I have known people who do not face evil, trials, and tribulations very well. I usually didn’t ask at the time, but I think one of the reasons might have been because they were not sure whether God was really in their lives. I know for a fact that several of my acquaintances do not really care about God, and don’t want much to do with Him at all. They are totally separated from God.

There are several ways to face evil; this way is not the wisest way, to my way of thinking.

The psalmist, King David, certainly had cause to be anxious. He had been up against real evil, many times. He had been in a real mess over and over, and he had come through it repeatedly. What’s more, David knew God had been at his side all the way. And, David knew that the evildoers would get their comeuppance, sooner or later.

Remember what David said in the first two verses of this psalm: “Do not fret because of those who are evil or be envious of those who do wrong; for like the grass they will soon wither, like green plants they will soon die away.” This theme runs through this psalm, all the way through. David tells us not to worry! Yes, the evildoers might be prospering right now. Yes, the evildoers might have lots of money, and property, and power, and control. The evildoers might be doing awful things to people. But, that is not the end of the story!

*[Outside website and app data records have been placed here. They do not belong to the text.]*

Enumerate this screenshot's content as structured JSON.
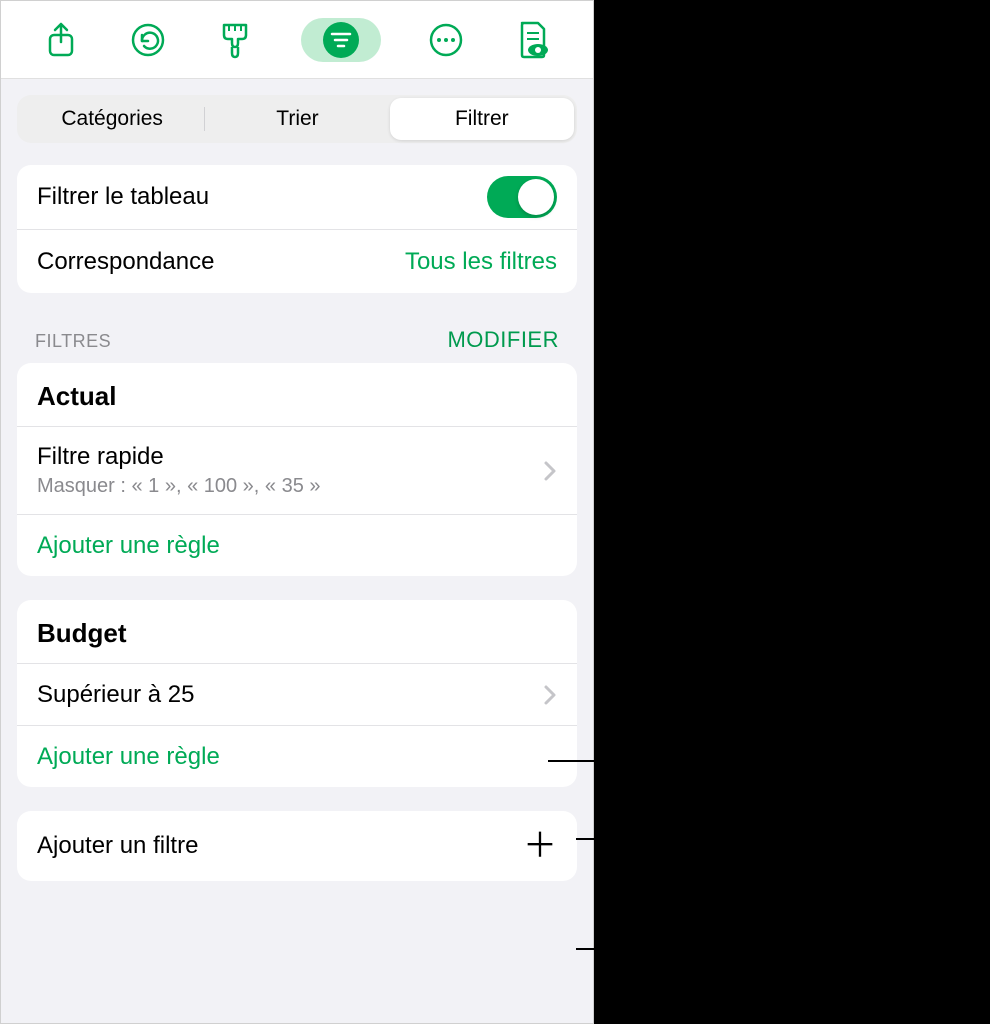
{
  "toolbar": {
    "icons": [
      "share",
      "undo",
      "brush",
      "filter",
      "more",
      "preview"
    ]
  },
  "segmented": {
    "items": [
      "Catégories",
      "Trier",
      "Filtrer"
    ],
    "activeIndex": 2
  },
  "filterSwitch": {
    "label": "Filtrer le tableau",
    "on": true
  },
  "match": {
    "label": "Correspondance",
    "value": "Tous les filtres"
  },
  "filtersHeader": {
    "title": "FILTRES",
    "action": "MODIFIER"
  },
  "groups": [
    {
      "name": "Actual",
      "rules": [
        {
          "title": "Filtre rapide",
          "subtitle": "Masquer : « 1 », « 100 », « 35 »"
        }
      ],
      "addLabel": "Ajouter une règle"
    },
    {
      "name": "Budget",
      "rules": [
        {
          "title": "Supérieur à 25"
        }
      ],
      "addLabel": "Ajouter une règle"
    }
  ],
  "addFilterLabel": "Ajouter un filtre"
}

Some scoffers might say, what about things that are even worse than we can imagine? Things like violence, war, rape, bombing. Why do godless people seem to get away with all these horrendous acts?

Marjorie Nelson, a Quaker nurse served with a Friends medical team in Vietnam in the late 1960’s. She is a pacifist. This is part of her story. “Our project was located six miles from My Lai [the site of a massacre by U.S. military forces]. We treated at least one survivor from that massacre. Vietnamese friends told me not only of that event but of five similar incidents perpetrated by American or Korean troops in our province alone. I saw children injured by NLF rockets which exploded near their orphanage. I treated patients in our rehabilitation center who had extremities blown off by land mines planted by both sides in that conflict. Do I under-estimate the power and influence of evil? I think not.” [1]

Some scoffers consider Christians to be naïve and easily manipulated. I don’t think so. I don’t think Marjorie, that Quaker nurse and pacifist, was naïve. Yes, we are aware of the evil that people do. Sometimes, horrible things, so awful we cannot even imagine how horrific. But we are not naïve. We have sin within ourselves, too. Plus, God’s message is to love our enemies, and be kind to them. Even when we are our own worst enemies.

David finishes the psalm with the verse “The salvation of the righteous comes from the Lord; God is their stronghold in time of trouble.”

A stronghold is not only a refuge, a place of safety, but a stronghold is also for our salvation, for offensive purposes, too! We can see that God is not only a safe place for us to hide, but also God is also a strong place to keep us free. No matter the situation, God is there for us.

God is our salvation–and we can come to the Lord at any time. We have not only the ability to come to God, but we have the privilege, too! What an opportunity. And what a thing to celebrate–we can echo the psalmist’s words, “Trust in the Lord and do good; dwell in the land and enjoy safe pasture. Take delight in the Lord, and God will give you the desires of your heart.”

 

[I’d like to thank Catherine Whitmire and her excellent collection of thoughts on peace found in Practicing Peace (Sorin Books: United States of America, 2007). ]

[1] Whitmire, Catherine, Practicing Peace (Sorin Books: United States of America, 2007), 126.

@chaplaineliza

Suggestion: visit me at my daily blog: matterofprayer: A Year of Everyday Prayers– where I am doing a Lenten journey.  #PursuePEACE – And my other blog,  A Year of Being Kind -Thanks!